The statement from the college also said that it "must continue to invite the broadest array of speakers on the most pressing issues of the day. Our faculty must help us understand how to mitigate the forces that divide our society. Our students must master the skills of respectful dialogue across all barriers. Our community must protect the right to learn from others, especially those with whom we strongly disagree. And Claremont McKenna College must take every step necessary to uphold these vital commitments."
Nana Gyamfi, a lawyer with the group Justice Warriors for Black Lives, has been advising the students who faced charges. She called the college's actions "completely outrageous" and said that the students were being punished by the college "to intimidate and to bully" them.
She said that the protest was “warranted” because of Mac Donald's views. "This particular person is a person who has expressed her antagonism toward Black Lives Matter" and "has been giving excuses for extrajudicial killings of black people," she said.

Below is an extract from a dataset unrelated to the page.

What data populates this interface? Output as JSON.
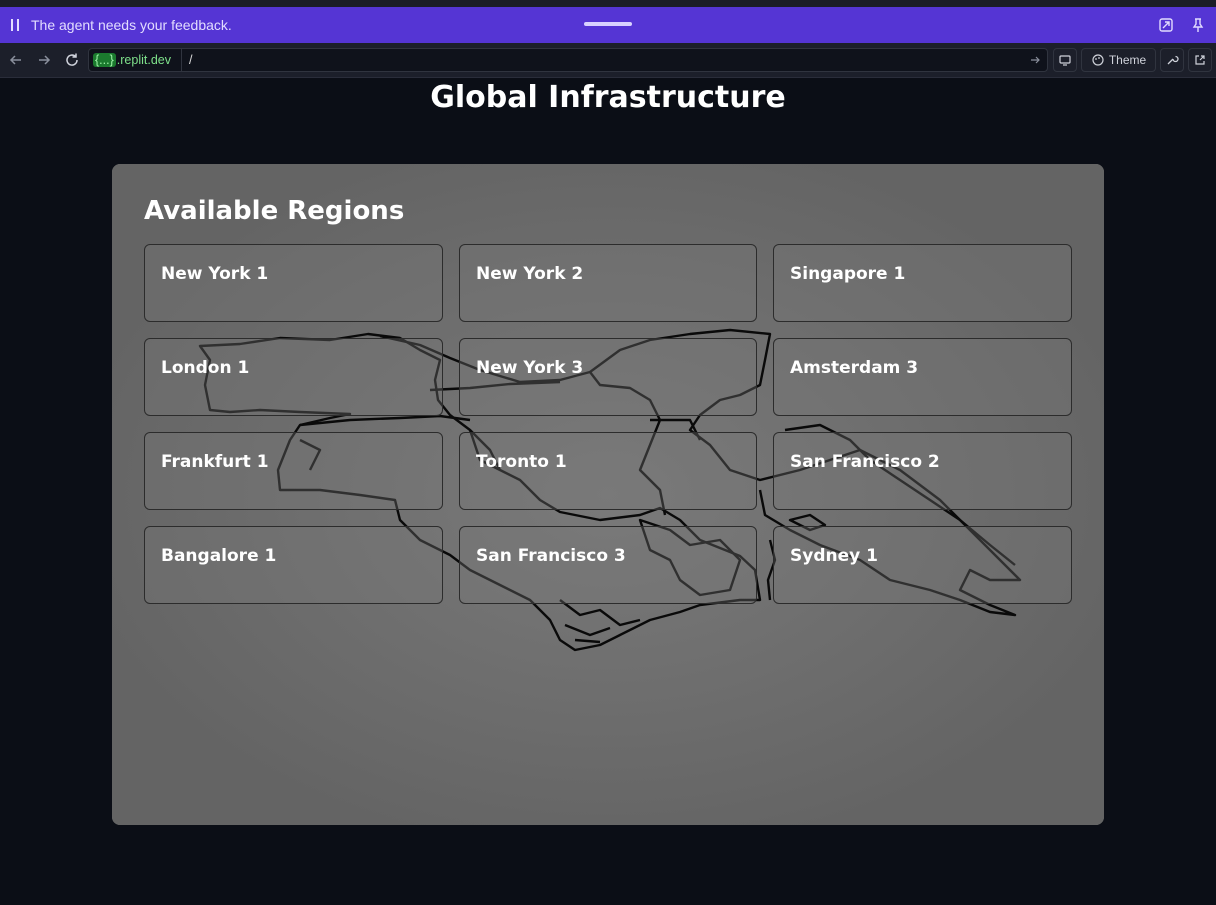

Gyamfi said that Mac Donald’s free speech was not limited in any way, in that she was able to give her talk online. "What free speech rights did the students prevent? Did they jump up in her speech? Did they grab her and pull her aside? She could talk all day long." Asked about the students who wanted to hear Mac Donald, Gyamfi said that "there is no right to hear someone speak."

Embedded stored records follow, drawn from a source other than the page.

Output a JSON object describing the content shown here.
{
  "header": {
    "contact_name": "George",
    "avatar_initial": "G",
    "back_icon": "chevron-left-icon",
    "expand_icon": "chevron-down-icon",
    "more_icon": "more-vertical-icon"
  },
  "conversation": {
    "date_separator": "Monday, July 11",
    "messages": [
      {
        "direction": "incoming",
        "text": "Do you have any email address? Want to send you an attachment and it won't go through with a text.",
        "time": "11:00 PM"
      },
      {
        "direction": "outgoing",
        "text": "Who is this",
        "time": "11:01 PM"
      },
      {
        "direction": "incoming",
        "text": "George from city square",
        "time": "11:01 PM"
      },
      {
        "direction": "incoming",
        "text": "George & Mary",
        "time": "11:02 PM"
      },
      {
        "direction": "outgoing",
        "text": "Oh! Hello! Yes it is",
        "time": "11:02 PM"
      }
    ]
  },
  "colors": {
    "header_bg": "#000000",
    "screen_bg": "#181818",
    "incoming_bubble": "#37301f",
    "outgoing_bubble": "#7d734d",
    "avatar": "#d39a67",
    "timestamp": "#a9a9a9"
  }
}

The real issue, Gyamfi said, is that Claremont McKenna is not committed to diversity. "They need to understand what it means to be diverse, that it's not about having a quota of marginalized people to say 'we have black people' and 'we have brown people.'" Real diversity is about "creating safe spaces" where students feel respected. She said that Claremont McKenna's leaders should enroll in a course she teaches at California State University, Los Angeles, called Race, Activism and Emotions if they want to understand how it was wrong to permit Mac Donald to be scheduled to give a lecture on campus.
That Mac Donald has criticized the Black Lives Matter movement is not in dispute. Mac Donald, a fellow at the Manhattan Institute, attracted controversy after the 2016 publication of her book The War on Cops. In the book, she criticizes the Black Lives Matter movement and says criminals have been "emboldened" by the scrutiny of police shootings. She writes that police are the single group in society protecting black people from "criminals and gangbangers" and that the police deserve more support, not more scrutiny. She says that she is not racist and in fact is an advocate for black people who live in neighborhoods that are unsafe due to crime.

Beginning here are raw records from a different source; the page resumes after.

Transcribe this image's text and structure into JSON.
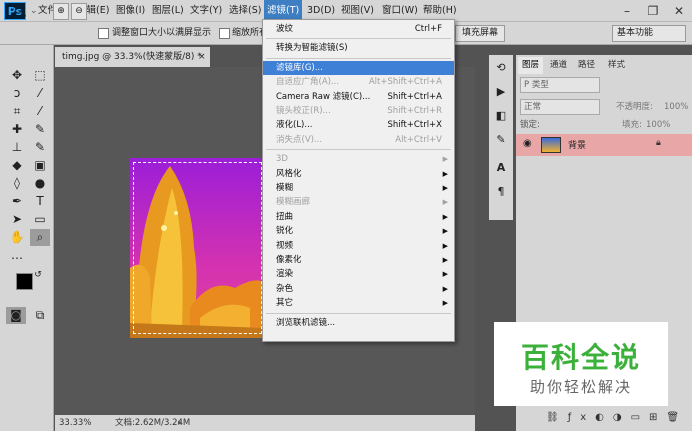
{
  "app": {
    "logo": "Ps"
  },
  "menubar": {
    "items": [
      "文件(F)",
      "编辑(E)",
      "图像(I)",
      "图层(L)",
      "文字(Y)",
      "选择(S)",
      "滤镜(T)",
      "3D(D)",
      "视图(V)",
      "窗口(W)",
      "帮助(H)"
    ],
    "active_index": 6
  },
  "window_controls": {
    "minimize": "–",
    "restore": "❐",
    "close": "✕"
  },
  "options_bar": {
    "fit_window_label": "调整窗口大小以满屏显示",
    "zoom_all_label": "缩放所有",
    "fill_screen_label": "填充屏幕",
    "workspace": "基本功能"
  },
  "document": {
    "tab_title": "timg.jpg @ 33.3%(快速蒙版/8) *",
    "zoom": "33.33%",
    "doc_size": "文档:2.62M/3.24M"
  },
  "filter_menu": {
    "items": [
      {
        "label": "波纹",
        "shortcut": "Ctrl+F",
        "state": "normal"
      },
      {
        "sep": true
      },
      {
        "label": "转换为智能滤镜(S)",
        "state": "normal"
      },
      {
        "sep": true
      },
      {
        "label": "滤镜库(G)...",
        "state": "highlight"
      },
      {
        "label": "自适应广角(A)...",
        "shortcut": "Alt+Shift+Ctrl+A",
        "state": "disabled"
      },
      {
        "label": "Camera Raw 滤镜(C)...",
        "shortcut": "Shift+Ctrl+A",
        "state": "normal"
      },
      {
        "label": "镜头校正(R)...",
        "shortcut": "Shift+Ctrl+R",
        "state": "disabled"
      },
      {
        "label": "液化(L)...",
        "shortcut": "Shift+Ctrl+X",
        "state": "normal"
      },
      {
        "label": "消失点(V)...",
        "shortcut": "Alt+Ctrl+V",
        "state": "disabled"
      },
      {
        "sep": true
      },
      {
        "label": "3D",
        "submenu": true,
        "state": "disabled"
      },
      {
        "label": "风格化",
        "submenu": true,
        "state": "normal"
      },
      {
        "label": "模糊",
        "submenu": true,
        "state": "normal"
      },
      {
        "label": "模糊画廊",
        "submenu": true,
        "state": "disabled"
      },
      {
        "label": "扭曲",
        "submenu": true,
        "state": "normal"
      },
      {
        "label": "锐化",
        "submenu": true,
        "state": "normal"
      },
      {
        "label": "视频",
        "submenu": true,
        "state": "normal"
      },
      {
        "label": "像素化",
        "submenu": true,
        "state": "normal"
      },
      {
        "label": "渲染",
        "submenu": true,
        "state": "normal"
      },
      {
        "label": "杂色",
        "submenu": true,
        "state": "normal"
      },
      {
        "label": "其它",
        "submenu": true,
        "state": "normal"
      },
      {
        "sep": true
      },
      {
        "label": "浏览联机滤镜...",
        "state": "normal"
      }
    ]
  },
  "panel": {
    "tabs": [
      "图层",
      "通道",
      "路径",
      "样式"
    ],
    "kind_filter": "P 类型",
    "blend_mode": "正常",
    "opacity_label": "不透明度:",
    "opacity_value": "100%",
    "lock_label": "锁定:",
    "fill_label": "填充:",
    "fill_value": "100%",
    "layer_name": "背景"
  },
  "watermark": {
    "title": "百科全说",
    "subtitle": "助你轻松解决"
  },
  "colors": {
    "accent": "#3e80d6",
    "layer_highlight": "#e8a6a6",
    "watermark_green": "#3bb03a"
  }
}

In an interview Monday after the punishments were announced, Mac Donald said that she was "glad some students were being held responsible" and that some of the punishments were significant. She noted that many more students who participated appear unlikely to be punished. She also said that she appreciated that Claremont McKenna leaders have spoken out about the value of free speech.
But Mac Donald added that the idea that her views on Black Lives Matter would justify a protest to block her from speaking was "an amazing proposition," and a dangerous one. Even if Black Lives Matter was a worthy organization, which Mac Donald offered as a hypothetical with which she disagrees, "I don't know how one could begin to justify an argument that any social movement is beyond criticism."
She also reiterated her view that students need to ask questions about Black Lives Matter. The organization and its supporters, she said, "show indifference to the thousands of black lives taken every year by street crime."